### GOAL OF THE EXERCISE:
Output the whole listing exactly, except for the pictures in it.

** RECORDS follows **

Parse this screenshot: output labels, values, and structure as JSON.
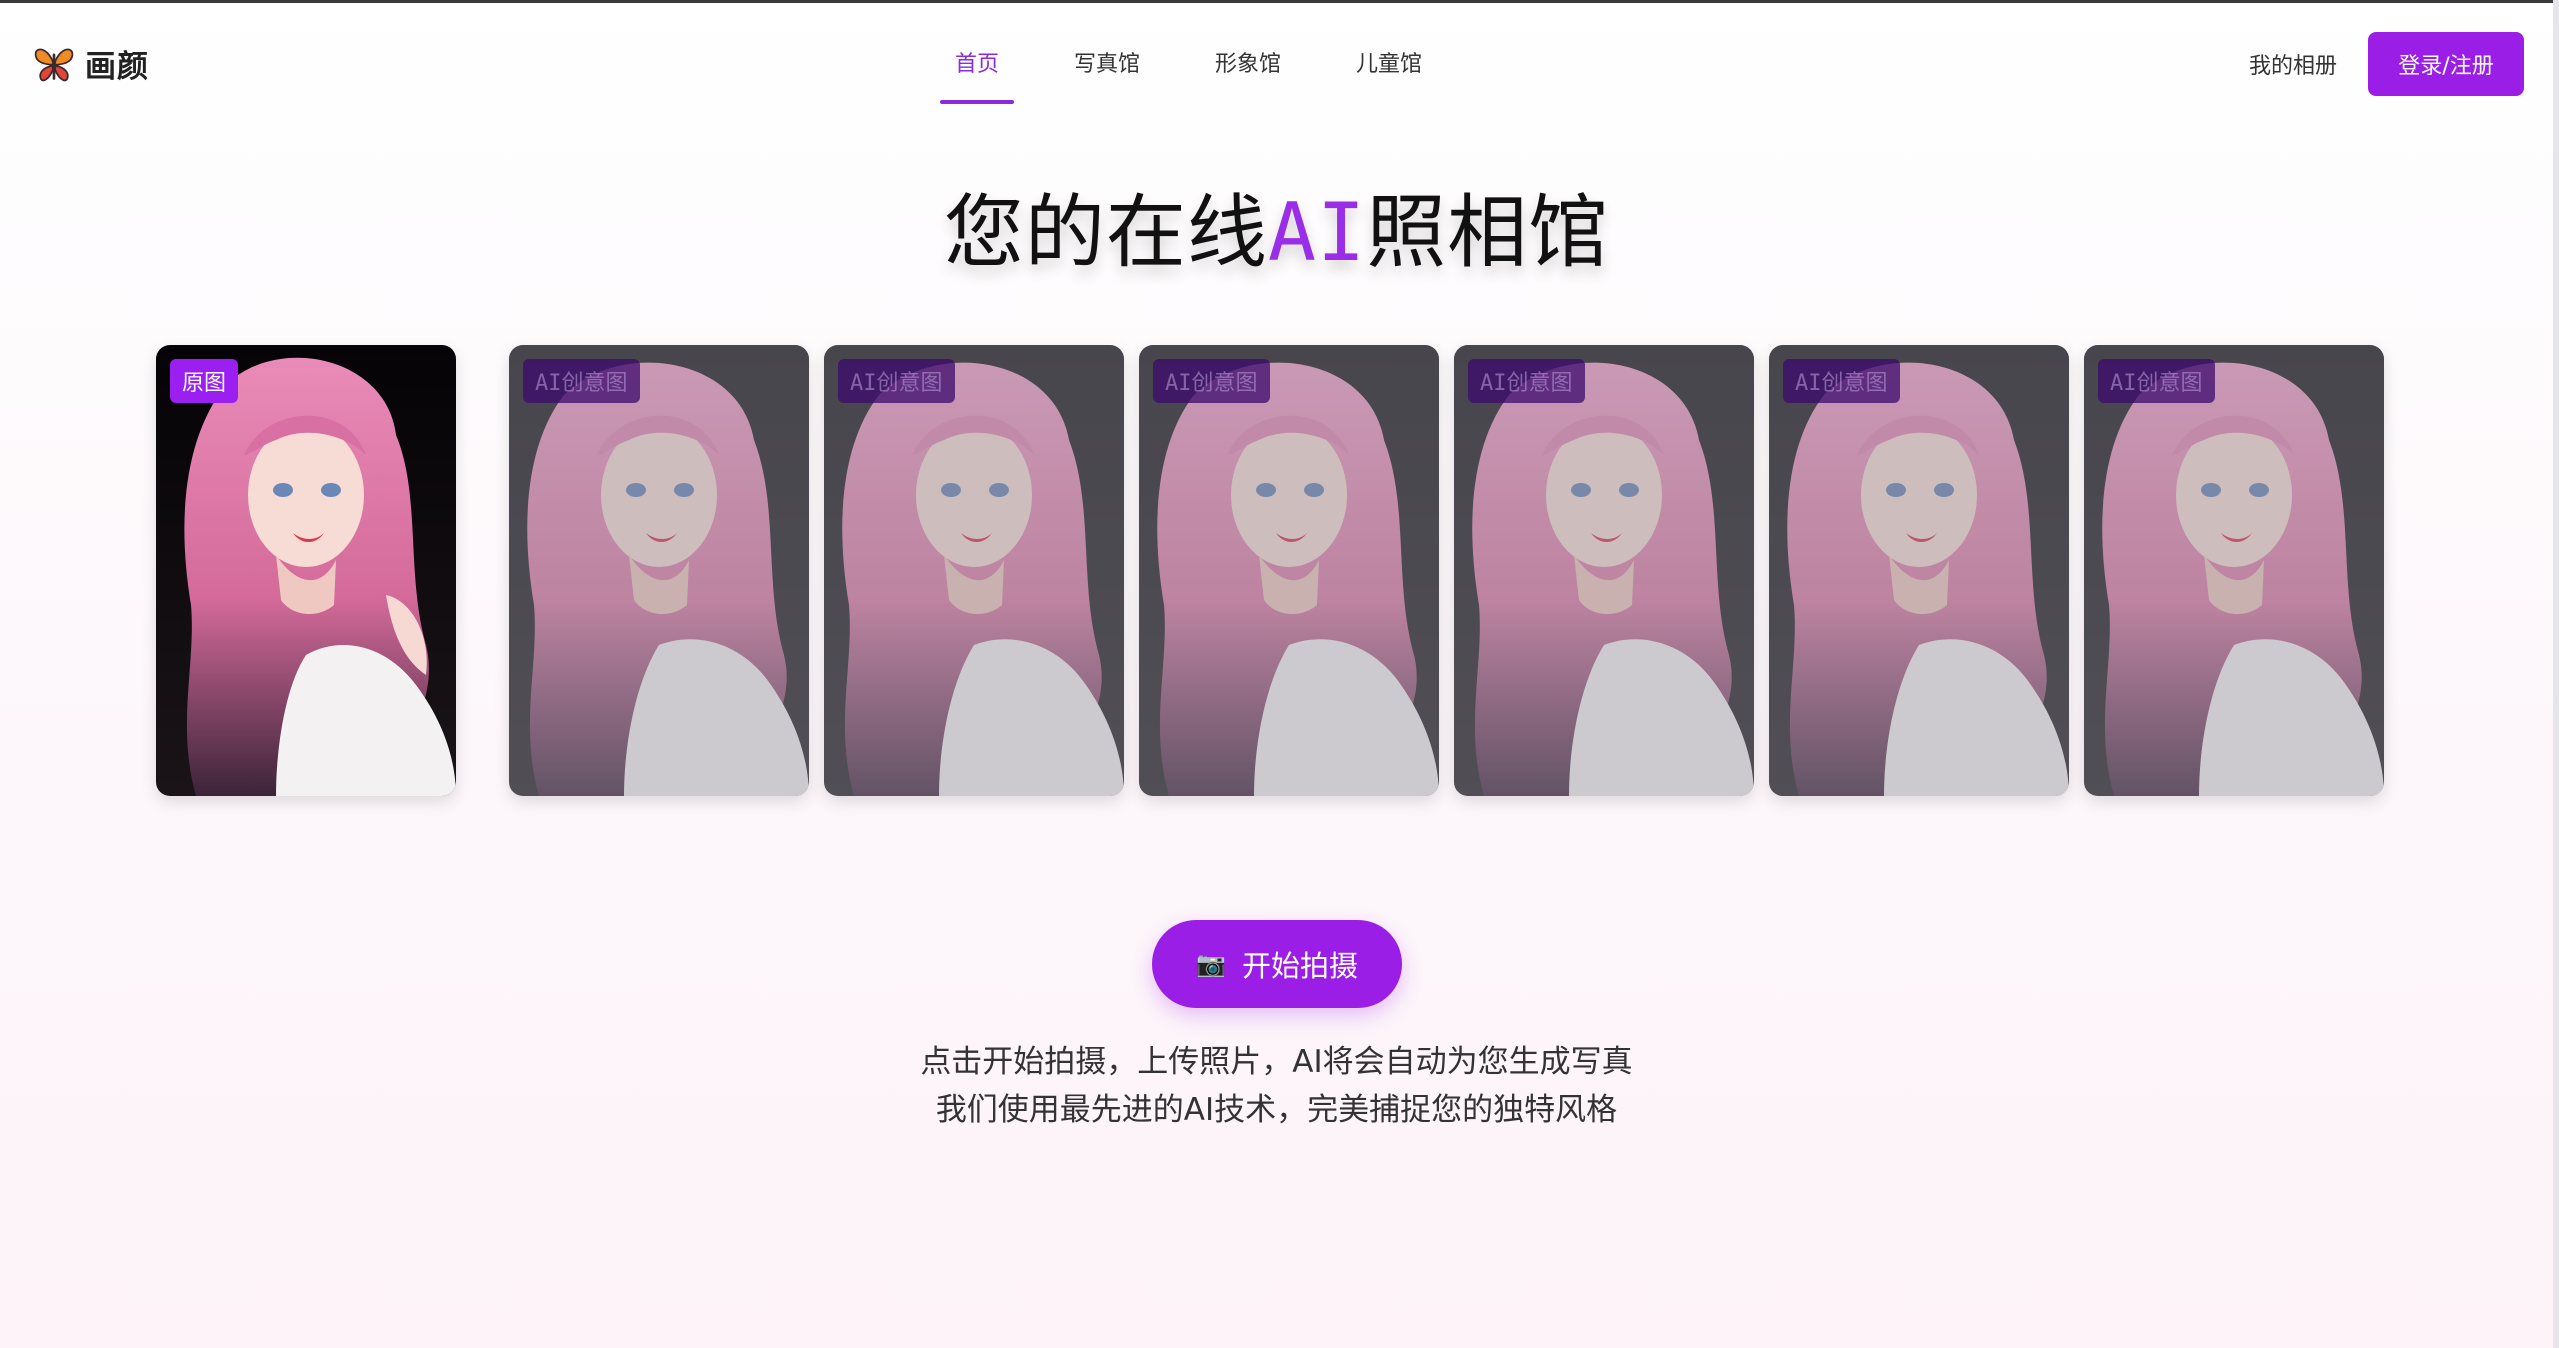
{
  "brand": {
    "name": "画颜",
    "logo_icon": "butterfly-icon",
    "accent_color": "#9a1ee6"
  },
  "nav": {
    "items": [
      {
        "label": "首页",
        "active": true
      },
      {
        "label": "写真馆",
        "active": false
      },
      {
        "label": "形象馆",
        "active": false
      },
      {
        "label": "儿童馆",
        "active": false
      }
    ]
  },
  "header": {
    "my_album": "我的相册",
    "login_label": "登录/注册"
  },
  "hero": {
    "title_before": "您的在线",
    "title_accent": "AI",
    "title_after": "照相馆"
  },
  "photos": {
    "original_label": "原图",
    "ai_label": "AI创意图",
    "ai_count": 6
  },
  "cta": {
    "icon": "camera-icon",
    "label": "开始拍摄"
  },
  "description": {
    "line1": "点击开始拍摄，上传照片，AI将会自动为您生成写真",
    "line2": "我们使用最先进的AI技术，完美捕捉您的独特风格"
  }
}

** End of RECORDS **

### THE COMPLETED TASK:
Parse this screenshot: output labels, values, and structure as JSON.
{
  "brand": {
    "name": "画颜",
    "logo_icon": "butterfly-icon",
    "accent_color": "#9a1ee6"
  },
  "nav": {
    "items": [
      {
        "label": "首页",
        "active": true
      },
      {
        "label": "写真馆",
        "active": false
      },
      {
        "label": "形象馆",
        "active": false
      },
      {
        "label": "儿童馆",
        "active": false
      }
    ]
  },
  "header": {
    "my_album": "我的相册",
    "login_label": "登录/注册"
  },
  "hero": {
    "title_before": "您的在线",
    "title_accent": "AI",
    "title_after": "照相馆"
  },
  "photos": {
    "original_label": "原图",
    "ai_label": "AI创意图",
    "ai_count": 6
  },
  "cta": {
    "icon": "camera-icon",
    "label": "开始拍摄"
  },
  "description": {
    "line1": "点击开始拍摄，上传照片，AI将会自动为您生成写真",
    "line2": "我们使用最先进的AI技术，完美捕捉您的独特风格"
  }
}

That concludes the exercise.